== Dataset rows describing interfaces ==
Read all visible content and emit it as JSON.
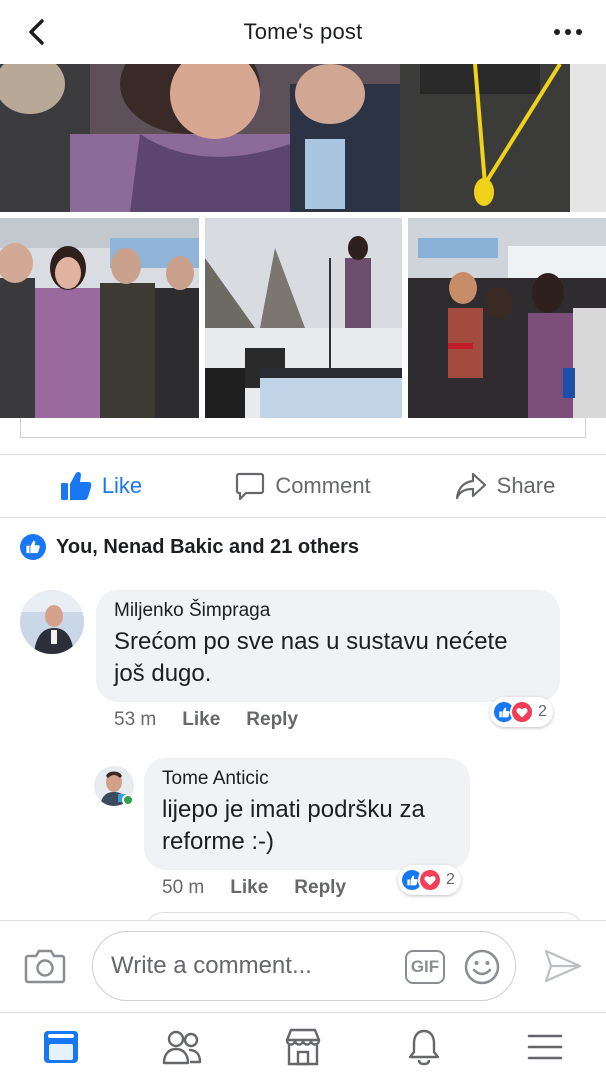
{
  "header": {
    "title": "Tome's post",
    "back_icon": "chevron-left-icon",
    "more_icon": "more-horizontal-icon"
  },
  "photos": {
    "main_alt": "Woman in purple coat smiling at rally",
    "thumb_count": 3
  },
  "actions": {
    "like_label": "Like",
    "comment_label": "Comment",
    "share_label": "Share"
  },
  "reactions": {
    "summary": "You, Nenad Bakic and 21 others"
  },
  "comments": [
    {
      "author": "Miljenko Šimpraga",
      "text": "Srećom po sve nas u sustavu nećete još dugo.",
      "time": "53 m",
      "like_label": "Like",
      "reply_label": "Reply",
      "reaction_count": "2"
    },
    {
      "author": "Tome Anticic",
      "text": "lijepo je imati podršku za reforme :-)",
      "time": "50 m",
      "like_label": "Like",
      "reply_label": "Reply",
      "reaction_count": "2"
    }
  ],
  "composer": {
    "placeholder": "Write a comment...",
    "gif_label": "GIF"
  },
  "tabs": [
    "news-feed",
    "friends",
    "marketplace",
    "notifications",
    "menu"
  ],
  "colors": {
    "accent": "#1877f2",
    "love": "#f33e58",
    "muted": "#65676b",
    "bubble": "#f0f2f5"
  }
}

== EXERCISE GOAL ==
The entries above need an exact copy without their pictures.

== OUTPUT OF THE TASK ==
Read all visible content and emit it as JSON.
{
  "header": {
    "title": "Tome's post",
    "back_icon": "chevron-left-icon",
    "more_icon": "more-horizontal-icon"
  },
  "photos": {
    "main_alt": "Woman in purple coat smiling at rally",
    "thumb_count": 3
  },
  "actions": {
    "like_label": "Like",
    "comment_label": "Comment",
    "share_label": "Share"
  },
  "reactions": {
    "summary": "You, Nenad Bakic and 21 others"
  },
  "comments": [
    {
      "author": "Miljenko Šimpraga",
      "text": "Srećom po sve nas u sustavu nećete još dugo.",
      "time": "53 m",
      "like_label": "Like",
      "reply_label": "Reply",
      "reaction_count": "2"
    },
    {
      "author": "Tome Anticic",
      "text": "lijepo je imati podršku za reforme :-)",
      "time": "50 m",
      "like_label": "Like",
      "reply_label": "Reply",
      "reaction_count": "2"
    }
  ],
  "composer": {
    "placeholder": "Write a comment...",
    "gif_label": "GIF"
  },
  "tabs": [
    "news-feed",
    "friends",
    "marketplace",
    "notifications",
    "menu"
  ],
  "colors": {
    "accent": "#1877f2",
    "love": "#f33e58",
    "muted": "#65676b",
    "bubble": "#f0f2f5"
  }
}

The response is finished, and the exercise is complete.